# The task
Every entry in this listing should be written out exactly.

====

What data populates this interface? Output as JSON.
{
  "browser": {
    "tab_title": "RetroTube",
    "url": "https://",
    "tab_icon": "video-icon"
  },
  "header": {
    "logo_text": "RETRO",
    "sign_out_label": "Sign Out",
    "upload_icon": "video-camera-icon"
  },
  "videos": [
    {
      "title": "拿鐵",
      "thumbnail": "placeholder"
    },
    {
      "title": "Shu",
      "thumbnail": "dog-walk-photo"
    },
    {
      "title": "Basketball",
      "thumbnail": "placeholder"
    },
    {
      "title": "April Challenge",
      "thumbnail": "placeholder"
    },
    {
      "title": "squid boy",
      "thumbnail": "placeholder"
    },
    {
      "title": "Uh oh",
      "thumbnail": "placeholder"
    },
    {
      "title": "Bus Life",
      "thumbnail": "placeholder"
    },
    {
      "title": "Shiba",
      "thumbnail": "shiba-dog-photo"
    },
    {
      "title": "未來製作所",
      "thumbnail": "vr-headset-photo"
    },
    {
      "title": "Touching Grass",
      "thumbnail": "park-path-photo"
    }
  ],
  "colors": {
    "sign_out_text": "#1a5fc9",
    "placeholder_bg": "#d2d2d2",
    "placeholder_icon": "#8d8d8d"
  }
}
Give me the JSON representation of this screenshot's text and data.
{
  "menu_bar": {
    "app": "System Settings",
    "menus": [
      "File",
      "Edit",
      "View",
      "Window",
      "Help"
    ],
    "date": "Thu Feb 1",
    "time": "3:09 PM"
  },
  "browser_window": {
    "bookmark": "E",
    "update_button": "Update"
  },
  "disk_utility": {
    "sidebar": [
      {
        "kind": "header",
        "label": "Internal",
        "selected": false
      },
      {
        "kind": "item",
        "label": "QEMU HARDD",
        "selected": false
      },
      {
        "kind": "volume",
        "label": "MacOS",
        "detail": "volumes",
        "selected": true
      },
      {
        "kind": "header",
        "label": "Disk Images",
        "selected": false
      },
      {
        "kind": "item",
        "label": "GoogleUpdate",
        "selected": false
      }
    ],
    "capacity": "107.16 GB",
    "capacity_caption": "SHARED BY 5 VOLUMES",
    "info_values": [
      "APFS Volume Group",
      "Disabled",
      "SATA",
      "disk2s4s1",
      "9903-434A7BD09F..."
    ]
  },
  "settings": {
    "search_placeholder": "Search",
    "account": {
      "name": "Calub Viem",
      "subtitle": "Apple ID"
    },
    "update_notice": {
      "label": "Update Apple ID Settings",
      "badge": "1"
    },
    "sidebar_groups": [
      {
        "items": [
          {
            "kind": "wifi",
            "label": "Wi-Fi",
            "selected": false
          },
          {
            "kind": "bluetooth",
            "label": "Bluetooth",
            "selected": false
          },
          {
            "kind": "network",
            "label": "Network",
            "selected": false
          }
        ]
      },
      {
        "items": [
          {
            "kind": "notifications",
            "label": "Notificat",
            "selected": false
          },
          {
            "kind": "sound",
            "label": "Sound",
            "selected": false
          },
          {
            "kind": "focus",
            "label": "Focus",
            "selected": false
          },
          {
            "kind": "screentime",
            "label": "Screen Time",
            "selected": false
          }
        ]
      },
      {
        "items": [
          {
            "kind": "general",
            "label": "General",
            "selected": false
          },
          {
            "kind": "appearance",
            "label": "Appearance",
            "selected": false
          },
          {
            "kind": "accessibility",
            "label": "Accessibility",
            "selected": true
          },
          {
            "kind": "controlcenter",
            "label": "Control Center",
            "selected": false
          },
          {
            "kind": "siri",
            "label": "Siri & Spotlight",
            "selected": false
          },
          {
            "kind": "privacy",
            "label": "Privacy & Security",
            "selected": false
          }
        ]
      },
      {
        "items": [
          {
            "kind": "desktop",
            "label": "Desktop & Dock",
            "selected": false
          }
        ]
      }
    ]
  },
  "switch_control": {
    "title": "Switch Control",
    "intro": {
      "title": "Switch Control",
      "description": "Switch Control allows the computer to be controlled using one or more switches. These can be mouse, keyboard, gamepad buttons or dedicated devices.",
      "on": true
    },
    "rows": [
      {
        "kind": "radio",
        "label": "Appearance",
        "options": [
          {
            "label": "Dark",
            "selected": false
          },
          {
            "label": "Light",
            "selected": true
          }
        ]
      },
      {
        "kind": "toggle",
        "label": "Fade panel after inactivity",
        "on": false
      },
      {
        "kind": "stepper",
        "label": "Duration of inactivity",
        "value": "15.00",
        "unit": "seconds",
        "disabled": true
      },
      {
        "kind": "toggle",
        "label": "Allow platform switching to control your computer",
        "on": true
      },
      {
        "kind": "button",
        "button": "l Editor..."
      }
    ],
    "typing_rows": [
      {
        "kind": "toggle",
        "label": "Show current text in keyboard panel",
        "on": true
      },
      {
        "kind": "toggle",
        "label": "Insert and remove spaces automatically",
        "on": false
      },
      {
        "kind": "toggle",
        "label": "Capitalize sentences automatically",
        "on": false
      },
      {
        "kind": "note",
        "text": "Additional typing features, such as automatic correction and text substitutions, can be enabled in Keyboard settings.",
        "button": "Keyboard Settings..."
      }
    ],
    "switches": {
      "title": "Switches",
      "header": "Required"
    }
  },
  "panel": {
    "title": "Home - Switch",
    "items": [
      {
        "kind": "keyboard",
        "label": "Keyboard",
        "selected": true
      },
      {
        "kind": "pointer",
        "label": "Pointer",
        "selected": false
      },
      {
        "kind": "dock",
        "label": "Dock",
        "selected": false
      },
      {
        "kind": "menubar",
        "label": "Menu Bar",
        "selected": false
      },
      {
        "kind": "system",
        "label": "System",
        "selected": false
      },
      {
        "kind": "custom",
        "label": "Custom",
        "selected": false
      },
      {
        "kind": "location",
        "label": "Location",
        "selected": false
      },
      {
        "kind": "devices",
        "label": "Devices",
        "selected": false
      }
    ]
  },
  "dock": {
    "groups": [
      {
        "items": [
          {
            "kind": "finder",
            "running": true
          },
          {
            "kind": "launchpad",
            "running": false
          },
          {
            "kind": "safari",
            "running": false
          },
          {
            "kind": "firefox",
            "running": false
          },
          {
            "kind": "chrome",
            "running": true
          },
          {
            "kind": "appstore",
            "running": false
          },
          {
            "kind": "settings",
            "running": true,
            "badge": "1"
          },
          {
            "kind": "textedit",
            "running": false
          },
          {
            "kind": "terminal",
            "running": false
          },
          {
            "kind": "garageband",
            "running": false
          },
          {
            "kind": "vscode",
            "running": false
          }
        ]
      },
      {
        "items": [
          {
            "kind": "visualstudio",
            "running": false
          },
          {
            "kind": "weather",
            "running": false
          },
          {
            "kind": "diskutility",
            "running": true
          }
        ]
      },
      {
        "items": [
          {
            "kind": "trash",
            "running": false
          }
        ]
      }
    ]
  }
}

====

# Response to the exercise
What data populates this interface? Output as JSON.
{
  "browser": {
    "tab_title": "RetroTube",
    "url": "https://",
    "tab_icon": "video-icon"
  },
  "header": {
    "logo_text": "RETRO",
    "sign_out_label": "Sign Out",
    "upload_icon": "video-camera-icon"
  },
  "videos": [
    {
      "title": "拿鐵",
      "thumbnail": "placeholder"
    },
    {
      "title": "Shu",
      "thumbnail": "dog-walk-photo"
    },
    {
      "title": "Basketball",
      "thumbnail": "placeholder"
    },
    {
      "title": "April Challenge",
      "thumbnail": "placeholder"
    },
    {
      "title": "squid boy",
      "thumbnail": "placeholder"
    },
    {
      "title": "Uh oh",
      "thumbnail": "placeholder"
    },
    {
      "title": "Bus Life",
      "thumbnail": "placeholder"
    },
    {
      "title": "Shiba",
      "thumbnail": "shiba-dog-photo"
    },
    {
      "title": "未來製作所",
      "thumbnail": "vr-headset-photo"
    },
    {
      "title": "Touching Grass",
      "thumbnail": "park-path-photo"
    }
  ],
  "colors": {
    "sign_out_text": "#1a5fc9",
    "placeholder_bg": "#d2d2d2",
    "placeholder_icon": "#8d8d8d"
  }
}
Give me the JSON representation of this screenshot's text and data.
{
  "menu_bar": {
    "app": "System Settings",
    "menus": [
      "File",
      "Edit",
      "View",
      "Window",
      "Help"
    ],
    "date": "Thu Feb 1",
    "time": "3:09 PM"
  },
  "browser_window": {
    "bookmark": "E",
    "update_button": "Update"
  },
  "disk_utility": {
    "sidebar": [
      {
        "kind": "header",
        "label": "Internal",
        "selected": false
      },
      {
        "kind": "item",
        "label": "QEMU HARDD",
        "selected": false
      },
      {
        "kind": "volume",
        "label": "MacOS",
        "detail": "volumes",
        "selected": true
      },
      {
        "kind": "header",
        "label": "Disk Images",
        "selected": false
      },
      {
        "kind": "item",
        "label": "GoogleUpdate",
        "selected": false
      }
    ],
    "capacity": "107.16 GB",
    "capacity_caption": "SHARED BY 5 VOLUMES",
    "info_values": [
      "APFS Volume Group",
      "Disabled",
      "SATA",
      "disk2s4s1",
      "9903-434A7BD09F..."
    ]
  },
  "settings": {
    "search_placeholder": "Search",
    "account": {
      "name": "Calub Viem",
      "subtitle": "Apple ID"
    },
    "update_notice": {
      "label": "Update Apple ID Settings",
      "badge": "1"
    },
    "sidebar_groups": [
      {
        "items": [
          {
            "kind": "wifi",
            "label": "Wi-Fi",
            "selected": false
          },
          {
            "kind": "bluetooth",
            "label": "Bluetooth",
            "selected": false
          },
          {
            "kind": "network",
            "label": "Network",
            "selected": false
          }
        ]
      },
      {
        "items": [
          {
            "kind": "notifications",
            "label": "Notificat",
            "selected": false
          },
          {
            "kind": "sound",
            "label": "Sound",
            "selected": false
          },
          {
            "kind": "focus",
            "label": "Focus",
            "selected": false
          },
          {
            "kind": "screentime",
            "label": "Screen Time",
            "selected": false
          }
        ]
      },
      {
        "items": [
          {
            "kind": "general",
            "label": "General",
            "selected": false
          },
          {
            "kind": "appearance",
            "label": "Appearance",
            "selected": false
          },
          {
            "kind": "accessibility",
            "label": "Accessibility",
            "selected": true
          },
          {
            "kind": "controlcenter",
            "label": "Control Center",
            "selected": false
          },
          {
            "kind": "siri",
            "label": "Siri & Spotlight",
            "selected": false
          },
          {
            "kind": "privacy",
            "label": "Privacy & Security",
            "selected": false
          }
        ]
      },
      {
        "items": [
          {
            "kind": "desktop",
            "label": "Desktop & Dock",
            "selected": false
          }
        ]
      }
    ]
  },
  "switch_control": {
    "title": "Switch Control",
    "intro": {
      "title": "Switch Control",
      "description": "Switch Control allows the computer to be controlled using one or more switches. These can be mouse, keyboard, gamepad buttons or dedicated devices.",
      "on": true
    },
    "rows": [
      {
        "kind": "radio",
        "label": "Appearance",
        "options": [
          {
            "label": "Dark",
            "selected": false
          },
          {
            "label": "Light",
            "selected": true
          }
        ]
      },
      {
        "kind": "toggle",
        "label": "Fade panel after inactivity",
        "on": false
      },
      {
        "kind": "stepper",
        "label": "Duration of inactivity",
        "value": "15.00",
        "unit": "seconds",
        "disabled": true
      },
      {
        "kind": "toggle",
        "label": "Allow platform switching to control your computer",
        "on": true
      },
      {
        "kind": "button",
        "button": "l Editor..."
      }
    ],
    "typing_rows": [
      {
        "kind": "toggle",
        "label": "Show current text in keyboard panel",
        "on": true
      },
      {
        "kind": "toggle",
        "label": "Insert and remove spaces automatically",
        "on": false
      },
      {
        "kind": "toggle",
        "label": "Capitalize sentences automatically",
        "on": false
      },
      {
        "kind": "note",
        "text": "Additional typing features, such as automatic correction and text substitutions, can be enabled in Keyboard settings.",
        "button": "Keyboard Settings..."
      }
    ],
    "switches": {
      "title": "Switches",
      "header": "Required"
    }
  },
  "panel": {
    "title": "Home - Switch",
    "items": [
      {
        "kind": "keyboard",
        "label": "Keyboard",
        "selected": true
      },
      {
        "kind": "pointer",
        "label": "Pointer",
        "selected": false
      },
      {
        "kind": "dock",
        "label": "Dock",
        "selected": false
      },
      {
        "kind": "menubar",
        "label": "Menu Bar",
        "selected": false
      },
      {
        "kind": "system",
        "label": "System",
        "selected": false
      },
      {
        "kind": "custom",
        "label": "Custom",
        "selected": false
      },
      {
        "kind": "location",
        "label": "Location",
        "selected": false
      },
      {
        "kind": "devices",
        "label": "Devices",
        "selected": false
      }
    ]
  },
  "dock": {
    "groups": [
      {
        "items": [
          {
            "kind": "finder",
            "running": true
          },
          {
            "kind": "launchpad",
            "running": false
          },
          {
            "kind": "safari",
            "running": false
          },
          {
            "kind": "firefox",
            "running": false
          },
          {
            "kind": "chrome",
            "running": true
          },
          {
            "kind": "appstore",
            "running": false
          },
          {
            "kind": "settings",
            "running": true,
            "badge": "1"
          },
          {
            "kind": "textedit",
            "running": false
          },
          {
            "kind": "terminal",
            "running": false
          },
          {
            "kind": "garageband",
            "running": false
          },
          {
            "kind": "vscode",
            "running": false
          }
        ]
      },
      {
        "items": [
          {
            "kind": "visualstudio",
            "running": false
          },
          {
            "kind": "weather",
            "running": false
          },
          {
            "kind": "diskutility",
            "running": true
          }
        ]
      },
      {
        "items": [
          {
            "kind": "trash",
            "running": false
          }
        ]
      }
    ]
  }
}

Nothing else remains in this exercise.